Are visitor centers passé? Haywood tourism authority mulls bang for the buck …
Having had the pleasure of visiting a number of visitor centers such as on the Natchez Trace a couple of years ago, I found them first to be very busy (a good sign) second very helpful and interesting both for meeting staff, but also other visitors and what brought them into the area. Of course there is also accessibility to cold drinks on a hot day which is a health service:)
I am an active promoter of location based services on mobile devices and social media. I don’t much like the State tourist guide books, although I have to admit that without them I wouldn’t have known about the Trace or decided to drive and walk through it.
The other factor for them is the interaction with staff who are passionate and knowledgeable about the area’s geography and history. Their ability to get an idea of what would be interesting to me, such as Indian trails, the Pharr mounds etc, where other people might have been more interested in a tobacco plantation or how they crossed the river in the Civil War.
Finally, the most important element that comes from Information Centers is Word of Mouth. The number of people I have shared information with who might go visit the Trace, because of the service and information I got from their information centers.
I have blogged on many occasions that US tourism, especially outside of major cities, still relies heavily on paper, which has its place, but wake up folks, it is very old school and most of us now have smartphones that know where they are. The technology IMHO is not yet ready to replace the human being at the Information Center.

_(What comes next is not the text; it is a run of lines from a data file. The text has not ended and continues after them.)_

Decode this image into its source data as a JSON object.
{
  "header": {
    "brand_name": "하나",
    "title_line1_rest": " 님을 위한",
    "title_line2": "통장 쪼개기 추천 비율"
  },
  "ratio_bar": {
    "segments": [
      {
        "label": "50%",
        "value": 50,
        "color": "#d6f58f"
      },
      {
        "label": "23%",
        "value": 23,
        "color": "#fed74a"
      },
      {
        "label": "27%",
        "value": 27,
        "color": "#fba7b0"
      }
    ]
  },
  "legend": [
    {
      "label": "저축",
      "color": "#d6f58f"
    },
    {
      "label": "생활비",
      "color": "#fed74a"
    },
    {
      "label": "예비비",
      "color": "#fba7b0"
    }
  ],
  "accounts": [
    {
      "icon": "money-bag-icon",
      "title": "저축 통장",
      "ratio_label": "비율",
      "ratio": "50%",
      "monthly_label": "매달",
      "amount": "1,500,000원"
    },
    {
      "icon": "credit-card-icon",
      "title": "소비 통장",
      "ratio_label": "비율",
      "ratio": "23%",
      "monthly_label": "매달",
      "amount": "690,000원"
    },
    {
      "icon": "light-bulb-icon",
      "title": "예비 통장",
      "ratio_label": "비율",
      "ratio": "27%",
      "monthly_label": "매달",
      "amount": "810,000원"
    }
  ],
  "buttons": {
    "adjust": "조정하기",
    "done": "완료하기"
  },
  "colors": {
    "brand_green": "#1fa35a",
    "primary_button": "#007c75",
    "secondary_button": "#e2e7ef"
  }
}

They are your face, the people who share the passion of the people who invested in the wonderful natural attractions so that tourists like me and people like your next door neighbor can enjoy your wonderful country.